The Sun Is Your Enemy
Now I’ll be the first to tell you that I don’t do outdoors. My fine Celtic complexion guarantees that the Cursed Day Star attempts to destroy me with its hate. If I spend fifteen minutes outside, I’m guaranteed to be doing my best Zoidberg impression for the next two weeks.
On those rare times I do venture out beyond the protective insulation of walls, I wear sunscreen like it’s my job. And with good reason.
Tanning is bad for you.
That golden glow that we associate with health and good looks is the visible effect of skin damage. The UV-A and UV-B rays from sunlight don’t just destroy skin’s elastin, causing it to wrinkle and sag. It doesn’t appear early – after all, you’re in your 20s, you think you’re immortal and your good looks are going to last forever. But the more sun-exposure you have, the more likely that you’re going to end up with age spots, heavy wrinkles, jowels and a sagging jaw-line. Fun times.
You’re thinking about looking like this:
But you ultimately end up with this:

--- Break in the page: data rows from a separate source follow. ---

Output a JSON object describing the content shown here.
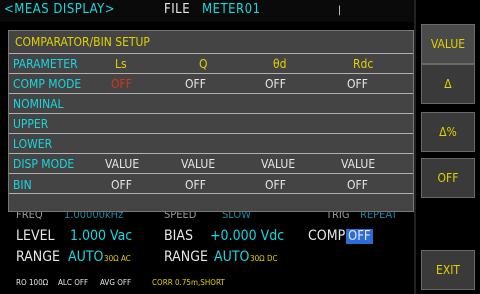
{
  "header": {
    "mode": "<MEAS DISPLAY>",
    "file_label": "FILE",
    "file_name": "METER01",
    "indicator": "|"
  },
  "dialog": {
    "title": "COMPARATOR/BIN SETUP",
    "rows": {
      "parameter": {
        "label": "PARAMETER",
        "values": [
          "Ls",
          "Q",
          "θd",
          "Rdc"
        ]
      },
      "comp_mode": {
        "label": "COMP MODE",
        "values": [
          "OFF",
          "OFF",
          "OFF",
          "OFF"
        ]
      },
      "nominal": {
        "label": "NOMINAL"
      },
      "upper": {
        "label": "UPPER"
      },
      "lower": {
        "label": "LOWER"
      },
      "disp_mode": {
        "label": "DISP MODE",
        "values": [
          "VALUE",
          "VALUE",
          "VALUE",
          "VALUE"
        ]
      },
      "bin": {
        "label": "BIN",
        "values": [
          "OFF",
          "OFF",
          "OFF",
          "OFF"
        ]
      }
    }
  },
  "status": {
    "freq_label": "FREQ",
    "freq_value": "1.00000kHz",
    "speed_label": "SPEED",
    "speed_value": "SLOW",
    "trig_label": "TRIG",
    "trig_value": "REPEAT",
    "level_label": "LEVEL",
    "level_value": "1.000 Vac",
    "bias_label": "BIAS",
    "bias_value": "+0.000 Vdc",
    "comp_label": "COMP",
    "comp_value": "OFF",
    "range1_label": "RANGE",
    "range1_value": "AUTO",
    "range1_sub": "30Ω AC",
    "range2_label": "RANGE",
    "range2_value": "AUTO",
    "range2_sub": "30Ω DC",
    "footer_ro": "RO 100Ω",
    "footer_alc": "ALC OFF",
    "footer_avg": "AVG OFF",
    "footer_corr": "CORR 0.75m,SHORT"
  },
  "softkeys": {
    "value": "VALUE",
    "delta": "Δ",
    "delta_pct": "Δ%",
    "off": "OFF",
    "exit": "EXIT"
  },
  "colors": {
    "accent_yellow": "#e2d200",
    "accent_cyan": "#19d7e0",
    "warning_red": "#d8321c",
    "highlight_blue": "#2a6cd8",
    "dialog_gray": "#444444"
  }
}
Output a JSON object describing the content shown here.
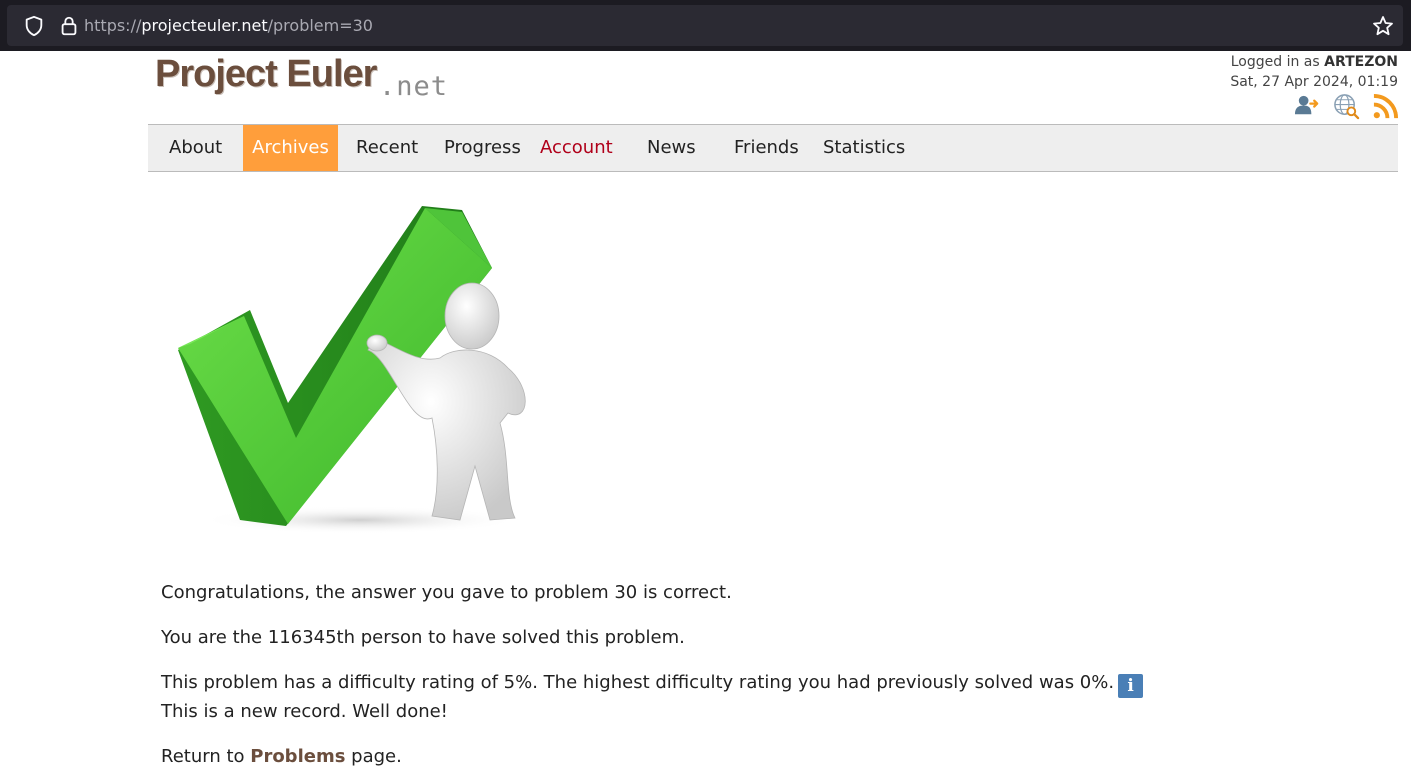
{
  "browser": {
    "url_prefix": "https://",
    "url_domain": "projecteuler.net",
    "url_path": "/problem=30"
  },
  "logo": {
    "main": "Project Euler",
    "suffix": ".net"
  },
  "user": {
    "logged_in_prefix": "Logged in as ",
    "username": "ARTEZON",
    "datetime": "Sat, 27 Apr 2024, 01:19",
    "icons": [
      "user-logout-icon",
      "globe-search-icon",
      "rss-icon"
    ]
  },
  "nav": {
    "items": [
      {
        "label": "About"
      },
      {
        "label": "Archives"
      },
      {
        "label": "Recent"
      },
      {
        "label": "Progress"
      },
      {
        "label": "Account"
      },
      {
        "label": "News"
      },
      {
        "label": "Friends"
      },
      {
        "label": "Statistics"
      }
    ],
    "active": "Archives",
    "colors": {
      "active_bg": "#ff9e3b",
      "account": "#b0001a"
    }
  },
  "result": {
    "congrats": "Congratulations, the answer you gave to problem 30 is correct.",
    "solver": "You are the 116345th person to have solved this problem.",
    "difficulty": "This problem has a difficulty rating of 5%. The highest difficulty rating you had previously solved was 0%.",
    "info_glyph": "i",
    "record": "This is a new record. Well done!",
    "return_prefix": "Return to ",
    "return_link": "Problems",
    "return_suffix": " page."
  }
}
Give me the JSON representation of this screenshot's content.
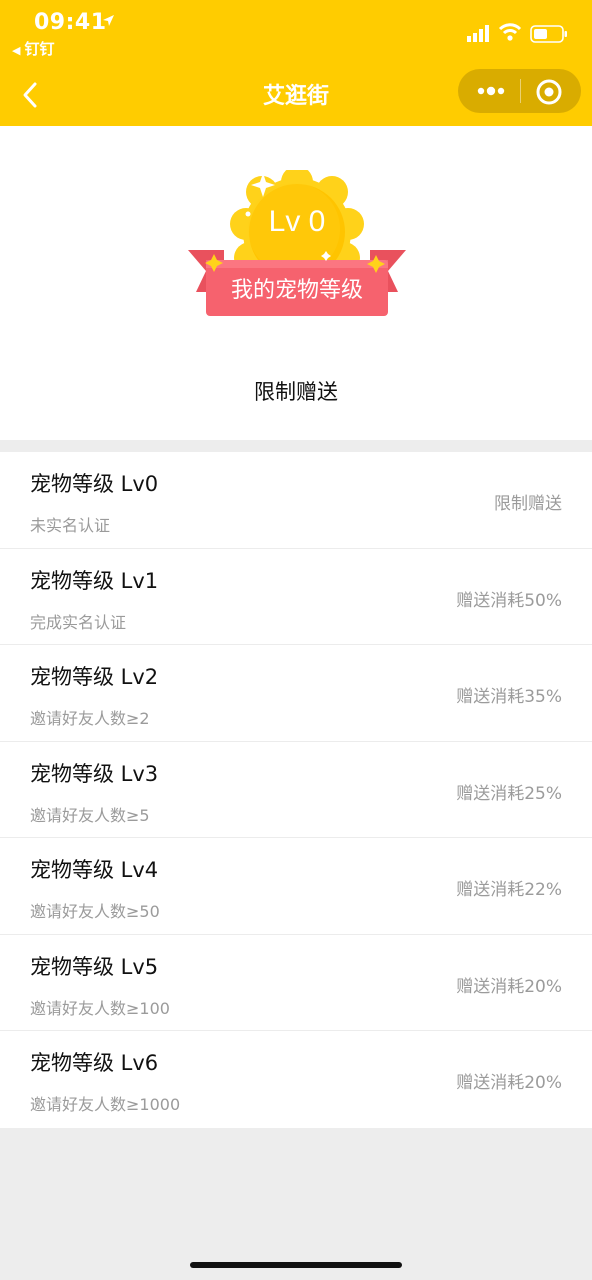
{
  "status_bar": {
    "time": "09:41",
    "back_app": "钉钉"
  },
  "nav": {
    "title": "艾逛街"
  },
  "hero": {
    "badge_level": "Lv 0",
    "ribbon_text": "我的宠物等级",
    "status_text": "限制赠送"
  },
  "levels": [
    {
      "title": "宠物等级 Lv0",
      "requirement": "未实名认证",
      "benefit": "限制赠送"
    },
    {
      "title": "宠物等级 Lv1",
      "requirement": "完成实名认证",
      "benefit": "赠送消耗50%"
    },
    {
      "title": "宠物等级 Lv2",
      "requirement": "邀请好友人数≥2",
      "benefit": "赠送消耗35%"
    },
    {
      "title": "宠物等级 Lv3",
      "requirement": "邀请好友人数≥5",
      "benefit": "赠送消耗25%"
    },
    {
      "title": "宠物等级 Lv4",
      "requirement": "邀请好友人数≥50",
      "benefit": "赠送消耗22%"
    },
    {
      "title": "宠物等级 Lv5",
      "requirement": "邀请好友人数≥100",
      "benefit": "赠送消耗20%"
    },
    {
      "title": "宠物等级 Lv6",
      "requirement": "邀请好友人数≥1000",
      "benefit": "赠送消耗20%"
    }
  ],
  "colors": {
    "brand_yellow": "#ffcc00",
    "ribbon_red": "#f6626e",
    "medal_gold": "#ffc400"
  },
  "icons": {
    "status": [
      "location-arrow-icon",
      "signal-icon",
      "wifi-icon",
      "battery-icon"
    ],
    "nav": [
      "back-chevron-icon",
      "more-dots-icon",
      "close-target-icon"
    ]
  }
}
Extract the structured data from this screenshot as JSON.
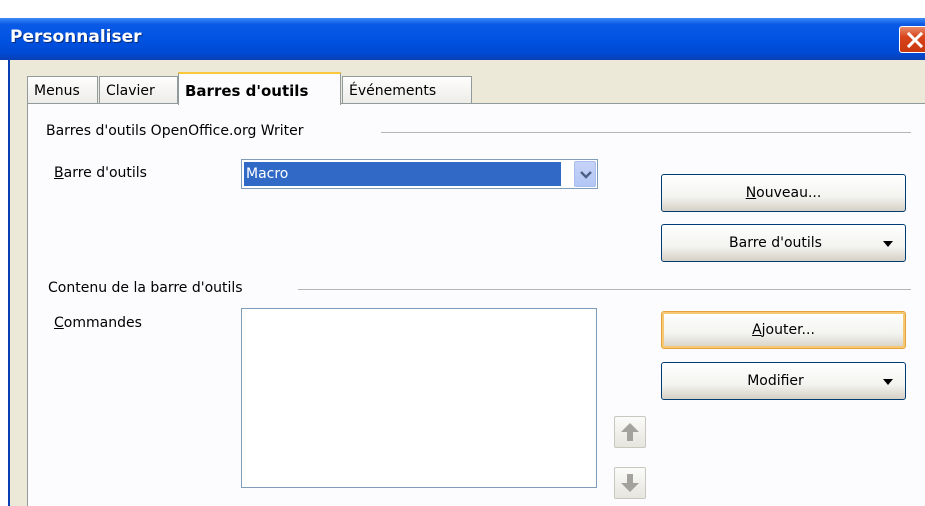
{
  "window": {
    "title": "Personnaliser",
    "close_icon": "close-icon",
    "colors": {
      "titlebar": "#0053e1",
      "close": "#d8431c",
      "selection": "#3169c6"
    }
  },
  "tabs": [
    {
      "label": "Menus",
      "active": false
    },
    {
      "label": "Clavier",
      "active": false
    },
    {
      "label": "Barres d'outils",
      "active": true
    },
    {
      "label": "Événements",
      "active": false
    }
  ],
  "toolbars_group": {
    "title": "Barres d'outils OpenOffice.org Writer",
    "toolbar_label_mnemonic": "B",
    "toolbar_label_rest": "arre d'outils",
    "toolbar_value": "Macro",
    "new_button_mnemonic": "N",
    "new_button_rest": "ouveau...",
    "toolbar_menu_button": "Barre d'outils"
  },
  "content_group": {
    "title": "Contenu de la barre d'outils",
    "commands_label_mnemonic": "C",
    "commands_label_rest": "ommandes",
    "commands": [],
    "add_button_mnemonic": "A",
    "add_button_rest": "jouter...",
    "modify_button": "Modifier",
    "move_up_icon": "arrow-up-icon",
    "move_down_icon": "arrow-down-icon"
  }
}
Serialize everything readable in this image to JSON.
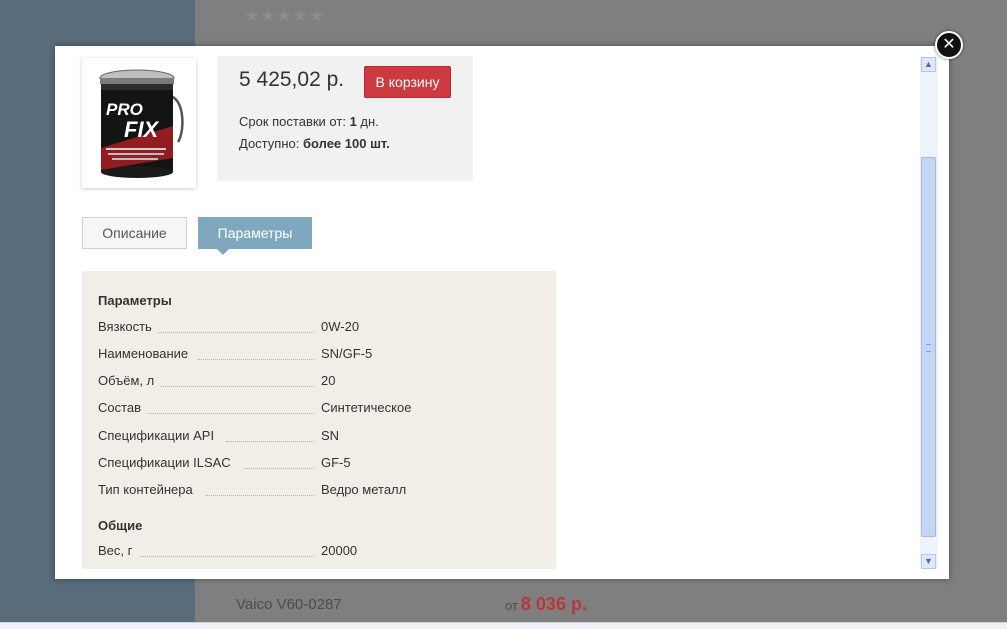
{
  "background": {
    "stars": "★★★★★",
    "product_name": "Vaico V60-0287",
    "price_prefix": "от",
    "price_value": "8 036 р."
  },
  "modal": {
    "close_glyph": "✕",
    "price": "5 425,02 р.",
    "cart_button": "В корзину",
    "delivery_label": "Срок поставки от:",
    "delivery_value": "1",
    "delivery_unit": "дн.",
    "available_label": "Доступно:",
    "available_value": "более 100 шт.",
    "tabs": [
      {
        "label": "Описание",
        "active": false
      },
      {
        "label": "Параметры",
        "active": true
      }
    ],
    "groups": [
      {
        "title": "Параметры",
        "rows": [
          {
            "key": "Вязкость",
            "value": "0W-20"
          },
          {
            "key": "Наименование",
            "value": "SN/GF-5"
          },
          {
            "key": "Объём, л",
            "value": "20"
          },
          {
            "key": "Состав",
            "value": "Синтетическое"
          },
          {
            "key": "Спецификации API",
            "value": "SN"
          },
          {
            "key": "Спецификации ILSAC",
            "value": "GF-5"
          },
          {
            "key": "Тип контейнера",
            "value": "Ведро металл"
          }
        ]
      },
      {
        "title": "Общие",
        "rows": [
          {
            "key": "Вес, г",
            "value": "20000"
          }
        ]
      }
    ],
    "product_image_text": {
      "line1": "PRO",
      "line2": "FIX"
    },
    "scroll_up_glyph": "▲",
    "scroll_down_glyph": "▼"
  },
  "colors": {
    "accent_button": "#cc3a3f",
    "active_tab": "#7fa8bf",
    "background_price": "#b9363d"
  }
}
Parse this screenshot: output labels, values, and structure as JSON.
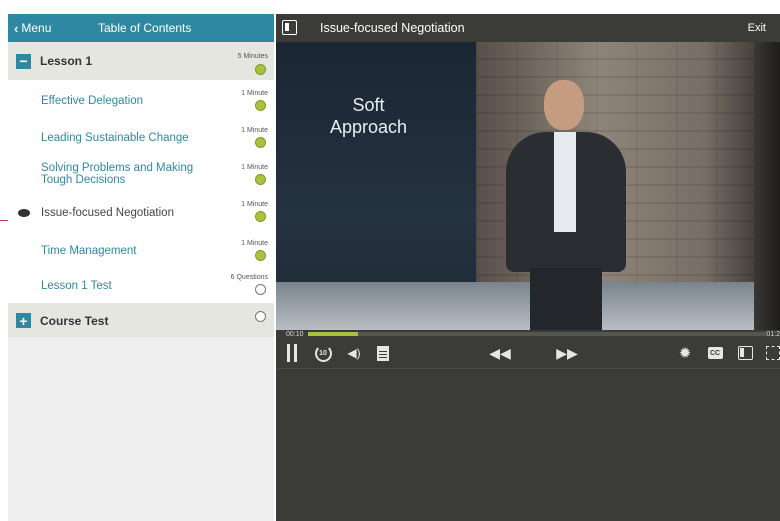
{
  "sidebar": {
    "menu_label": "Menu",
    "menu_chevron": "‹",
    "title": "Table of Contents",
    "lesson1": {
      "title": "Lesson 1",
      "duration": "5 Minutes",
      "status": "complete",
      "items": [
        {
          "label": "Effective Delegation",
          "duration": "1 Minute",
          "status": "complete",
          "active": false
        },
        {
          "label": "Leading Sustainable Change",
          "duration": "1 Minute",
          "status": "complete",
          "active": false
        },
        {
          "label": "Solving Problems and Making Tough Decisions",
          "duration": "1 Minute",
          "status": "complete",
          "active": false
        },
        {
          "label": "Issue-focused Negotiation",
          "duration": "1 Minute",
          "status": "complete",
          "active": true
        },
        {
          "label": "Time Management",
          "duration": "1 Minute",
          "status": "complete",
          "active": false
        },
        {
          "label": "Lesson 1 Test",
          "duration": "6 Questions",
          "status": "incomplete",
          "active": false
        }
      ]
    },
    "course_test": {
      "title": "Course Test",
      "status": "incomplete"
    }
  },
  "main": {
    "title": "Issue-focused Negotiation",
    "exit_label": "Exit",
    "video_text_line1": "Soft",
    "video_text_line2": "Approach"
  },
  "player": {
    "current_time": "00:10",
    "total_time": "01:2",
    "progress_fraction": 0.11,
    "replay_seconds": "10",
    "cc_label": "CC"
  },
  "colors": {
    "accent": "#2f88a2",
    "complete": "#a9c23e",
    "player_bg": "#3b3c37",
    "pointer": "#c8326b"
  },
  "icons": {
    "collapse": "minus-box-icon",
    "expand": "plus-box-icon",
    "panel_toggle": "panel-toggle-icon",
    "pause": "pause-icon",
    "replay": "replay-10-icon",
    "volume": "volume-icon",
    "transcript": "document-icon",
    "rewind": "rewind-icon",
    "forward": "fast-forward-icon",
    "settings": "gear-icon",
    "captions": "cc-icon",
    "fullscreen": "fullscreen-icon"
  }
}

Now granted, the Tanning Mom has a serious psychological problem, but she does give a good example of what the sun does to your skin. She’s in her 40s and her face looks like an alligator-leather handbag.
Now if appealing to your vanity isn’t enough, it’s worth noting that sun exposure also literally damages your DNA. The ultraviolet radiation causes cellular damage at the DNA level, leading your body to produce enzymes to repair them. If you take more damage than your body can repair, then you start getting cellular mutations… which leads to skin cancer and melanoma.
(If you’re like me and have a history of cancer on both sides of the family, you take this shit seriously.)
Wearing sunscreen is a matter of a long-term investment. A little effort now pays off massively when you’re in your fifties and everyone is convinced you can’t be more than 35. If you really need to get a golden tan, look into some fake-bake options; self-tanner and spray-on tan are a better option than premature aging and potential death.
Going The Extra Mile
These are the basics of skin-care. If you want to go the extra mile , there are other options you may want to consider adding to your skin care regimen:
Not just for women’s retreats at day spas anymore! Think of it as an intense, deep cleaning treatment for your skin that takes less than 15 minutes. It clears out your clogged pores, removes dead skin and evens out your skintone while reducing oil and sebum that makes your skin unpleasantly shiny.
The skin around your eyes is especially thin; this is where guys first start showing signs of getting older. An eye cream helps prevent those fine lines that deepen into crows-feet and make you look older than you really are. A cream with caffeine in it also helps reduce puffiness and dark bags under your eyes – handy for hiding the aftermath of a long night or a weekend’s hangover.
Guys almost never think about their lips until it’s too late. Guess what: your mouth can get sunburned too. A lip balm with some SPF protection helps keep them from being dry, cracked and chapped – all of which is going to guarantee you’ll not be getting that good-night kiss you’re hoping for on your date tonight.
The soap that’s drying out your face isn’t really any better for your body. A body wash won’t stress your skin out the way soap can and using a brush or loofa also adds the benefits of an exfoliating scrub to your shower. If you have problems with acne breakouts on your body (more common than you’d think – especially on your back) look for one with salicylic acid to help keep things under control.
Skin care is important, but it’s not nearly as difficult – or unmasculine – as it seems. Picking the right products and knowing when and how to use them can make all the difference between break-outs and oily, saggy skin and putting your best face forward.
- yes that’s really a thing, shut up. [↩]